Short Film Review: The Smell of Coffee (2020)


Of all possible experiences that are shared among all, love and grief are two that constantly pull us back to our sense of humanity. Although different in details and vast in intentions, they are emotions that never fail to raise questions throughout our existence.

I suppose it is their elusiveness that constantly beckons us to go in search for them, and their presence that holds us together, reminding us what binds us to others.

After all, no man is an island. Right?

-

Directed, written and edited by Nishok Nishok, The Smell of Coffee is a short film that gentle guides your attention through the eyes of a young boy. In the film, Raga accompanies his grandmother in the wake of his grandfather's passing.

Filmed in a fading apartment, the imagery has a sense of familiarity and comfort. White square tiles on walls, a simple dining table in the kitchen and a bathroom just wide enough for two. The ambience  is soothing, like a lullaby with the apartment's stillness and washed out colours.

Although the items are anything but alive, it is almost as if you can feel their breathing. Your eyes  focus on the tiny ants trying to carry forgotten biscuit crumbs home. Your ears listen to the rhythmic dripping of a loose water tap. Your fingers almost touching your smooth face as Raga mimics the shaving of a non-existent beard.

The young boy is a wonder that piques one's curiosity as well. His wide eyes are perplexed and confused by his late-grandfather's absence. At the same time, he exudes an innocence that adults can only yearn for.
He asks questions that seem to have no answers, while carrying on with living his days in a carefree manner. With careful gestures, he explores the house with light steps. He is the keen observer of the apartment's stillness and the comfort of his grandmother.

He orbits around her stillness.

Trying to carry the burden of grief in silence, the grandmother draws most of the attention whenever she appears. Seemingly stoic, she carries on with her chores and takes care of Raga. She holds her tongue, never speaking about the passing of her partner, as if giving it a voice will provide a finality she is not ready to accept.

However, as the film moves on, her demeanour starts to soften.

Her biscuits sit untouched on her plate, while her hands remain unmoving and her eyes stare blankly at the wall in front. Her gaze starts to waver.

Tears only ever come when she believes that she is alone, out of the sight of young Raga.
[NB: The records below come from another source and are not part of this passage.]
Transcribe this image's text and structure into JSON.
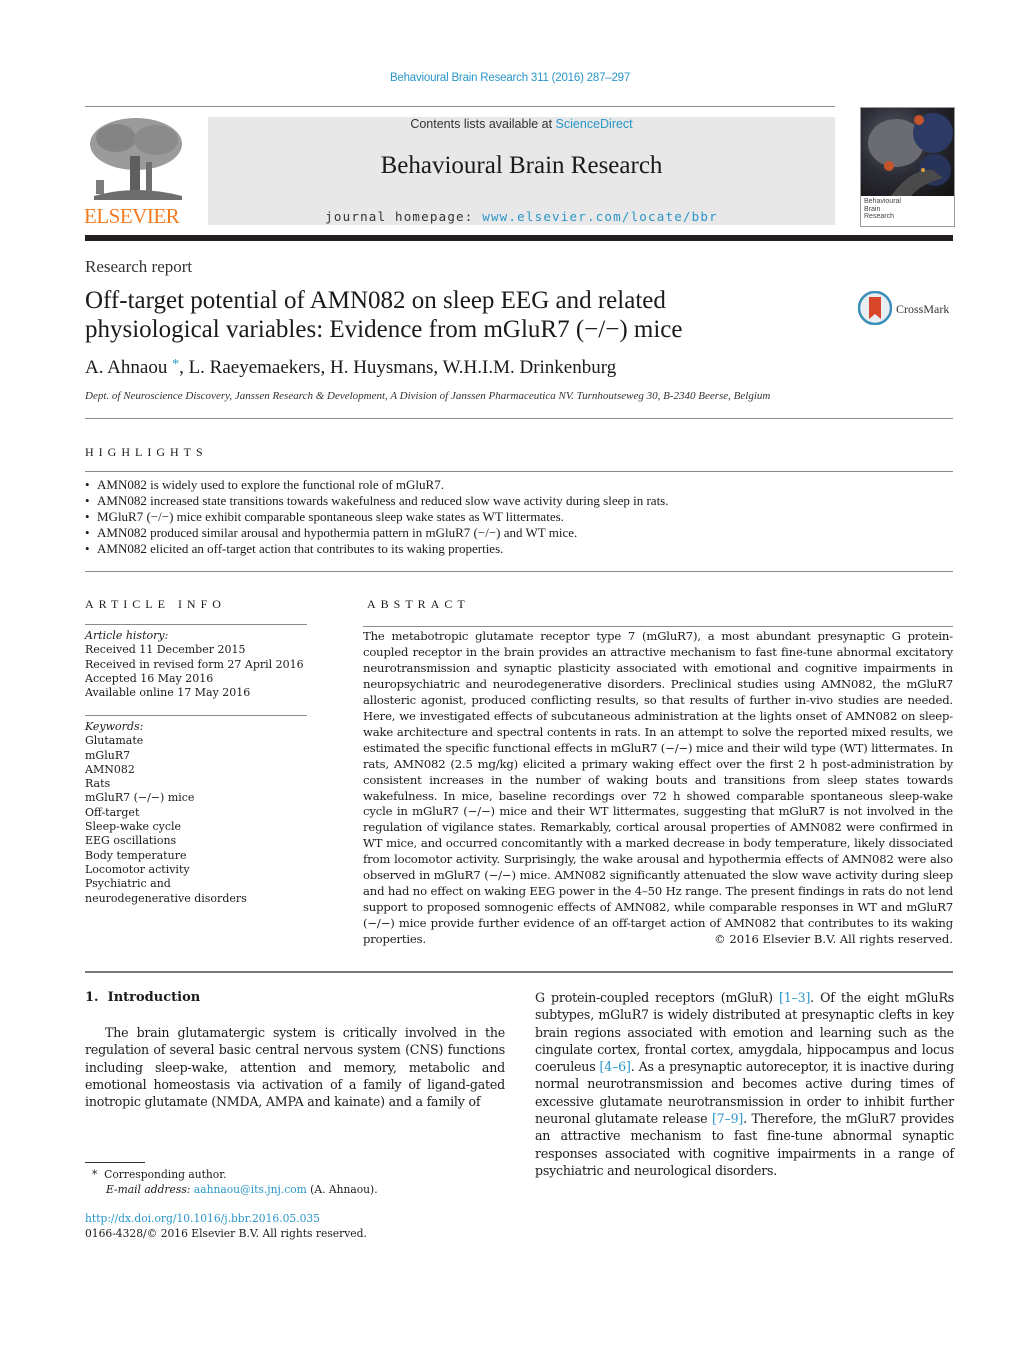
{
  "journal_ref": "Behavioural Brain Research 311 (2016) 287–297",
  "publisher": {
    "logo_word": "ELSEVIER",
    "colors": {
      "brand_orange": "#f47b20",
      "link_blue": "#2a96c8"
    }
  },
  "masthead": {
    "contents_prefix": "Contents lists available at ",
    "contents_link": "ScienceDirect",
    "journal_title": "Behavioural Brain Research",
    "homepage_prefix": "journal homepage: ",
    "homepage_link": "www.elsevier.com/locate/bbr"
  },
  "cover": {
    "lines": [
      "Behavioural",
      "Brain",
      "Research"
    ]
  },
  "article": {
    "type": "Research report",
    "title_line1": "Off-target potential of AMN082 on sleep EEG and related",
    "title_line2": "physiological variables: Evidence from mGluR7 (−/−) mice",
    "crossmark_label": "CrossMark",
    "authors": [
      {
        "name": "A. Ahnaou",
        "mark": "*"
      },
      {
        "name": "L. Raeyemaekers"
      },
      {
        "name": "H. Huysmans"
      },
      {
        "name": "W.H.I.M. Drinkenburg"
      }
    ],
    "affiliation": "Dept. of Neuroscience Discovery, Janssen Research & Development, A Division of Janssen Pharmaceutica NV. Turnhoutseweg 30, B-2340 Beerse, Belgium"
  },
  "highlights": {
    "heading": "HIGHLIGHTS",
    "items": [
      "AMN082 is widely used to explore the functional role of mGluR7.",
      "AMN082 increased state transitions towards wakefulness and reduced slow wave activity during sleep in rats.",
      "MGluR7 (−/−) mice exhibit comparable spontaneous sleep wake states as WT littermates.",
      "AMN082 produced similar arousal and hypothermia pattern in mGluR7 (−/−) and WT mice.",
      "AMN082 elicited an off-target action that contributes to its waking properties."
    ]
  },
  "article_info": {
    "heading": "ARTICLE INFO",
    "history_label": "Article history:",
    "history": [
      "Received 11 December 2015",
      "Received in revised form 27 April 2016",
      "Accepted 16 May 2016",
      "Available online 17 May 2016"
    ],
    "keywords_label": "Keywords:",
    "keywords": [
      "Glutamate",
      "mGluR7",
      "AMN082",
      "Rats",
      "mGluR7 (−/−) mice",
      "Off-target",
      "Sleep-wake cycle",
      "EEG oscillations",
      "Body temperature",
      "Locomotor activity",
      "Psychiatric and neurodegenerative disorders"
    ]
  },
  "abstract": {
    "heading": "ABSTRACT",
    "text": "The metabotropic glutamate receptor type 7 (mGluR7), a most abundant presynaptic G protein-coupled receptor in the brain provides an attractive mechanism to fast fine-tune abnormal excitatory neurotransmission and synaptic plasticity associated with emotional and cognitive impairments in neuropsychiatric and neurodegenerative disorders. Preclinical studies using AMN082, the mGluR7 allosteric agonist, produced conflicting results, so that results of further in-vivo studies are needed. Here, we investigated effects of subcutaneous administration at the lights onset of AMN082 on sleep-wake architecture and spectral contents in rats. In an attempt to solve the reported mixed results, we estimated the specific functional effects in mGluR7 (−/−) mice and their wild type (WT) littermates. In rats, AMN082 (2.5 mg/kg) elicited a primary waking effect over the first 2 h post-administration by consistent increases in the number of waking bouts and transitions from sleep states towards wakefulness. In mice, baseline recordings over 72 h showed comparable spontaneous sleep-wake cycle in mGluR7 (−/−) mice and their WT littermates, suggesting that mGluR7 is not involved in the regulation of vigilance states. Remarkably, cortical arousal properties of AMN082 were confirmed in WT mice, and occurred concomitantly with a marked decrease in body temperature, likely dissociated from locomotor activity. Surprisingly, the wake arousal and hypothermia effects of AMN082 were also observed in mGluR7 (−/−) mice. AMN082 significantly attenuated the slow wave activity during sleep and had no effect on waking EEG power in the 4–50 Hz range. The present findings in rats do not lend support to proposed somnogenic effects of AMN082, while comparable responses in WT and mGluR7 (−/−) mice provide further evidence of an off-target action of AMN082 that contributes to its waking properties.",
    "copyright": "© 2016 Elsevier B.V. All rights reserved."
  },
  "introduction": {
    "heading": "1.  Introduction",
    "col1_text": "The brain glutamatergic system is critically involved in the regulation of several basic central nervous system (CNS) functions including sleep-wake, attention and memory, metabolic and emotional homeostasis via activation of a family of ligand-gated inotropic glutamate (NMDA, AMPA and kainate) and a family of",
    "col2_parts": [
      {
        "text": "G protein-coupled receptors (mGluR) "
      },
      {
        "text": "[1–3]",
        "link": true
      },
      {
        "text": ". Of the eight mGluRs subtypes, mGluR7 is widely distributed at presynaptic clefts in key brain regions associated with emotion and learning such as the cingulate cortex, frontal cortex, amygdala, hippocampus and locus coeruleus "
      },
      {
        "text": "[4–6]",
        "link": true
      },
      {
        "text": ". As a presynaptic autoreceptor, it is inactive during normal neurotransmission and becomes active during times of excessive glutamate neurotransmission in order to inhibit further neuronal glutamate release "
      },
      {
        "text": "[7–9]",
        "link": true
      },
      {
        "text": ". Therefore, the mGluR7 provides an attractive mechanism to fast fine-tune abnormal synaptic responses associated with cognitive impairments in a range of psychiatric and neurological disorders."
      }
    ]
  },
  "footnote": {
    "mark": "*",
    "corresponding": "Corresponding author.",
    "email_label": "E-mail address:",
    "email": "aahnaou@its.jnj.com",
    "email_suffix": " (A. Ahnaou)."
  },
  "doi": {
    "url": "http://dx.doi.org/10.1016/j.bbr.2016.05.035",
    "issn_line": "0166-4328/© 2016 Elsevier B.V. All rights reserved."
  }
}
Slowly, as things start disappearing out of sight—such as ironed clothes—does she start to unravel in the newfound emptiness and the overwhelming sensation of it all.

Together with the well-paced shots, the emotional journey or discovery of both persons are visually satisfying. From their differences in age and understanding, you experience the various reactions within the comfort of a familiar apartment.

The Smell of Coffee, truly, is a short film about the bittersweet nature of life, and a simple ode to the love and grief we all carry throughout our lives.



-

The Smell of Coffee world premiered at the 66th International Short Film Festival Oberhausen - Children's and Youth Film Competition, which was held 13-18 May 2020.

Written by Dawn Teo

Share:

0 cent worth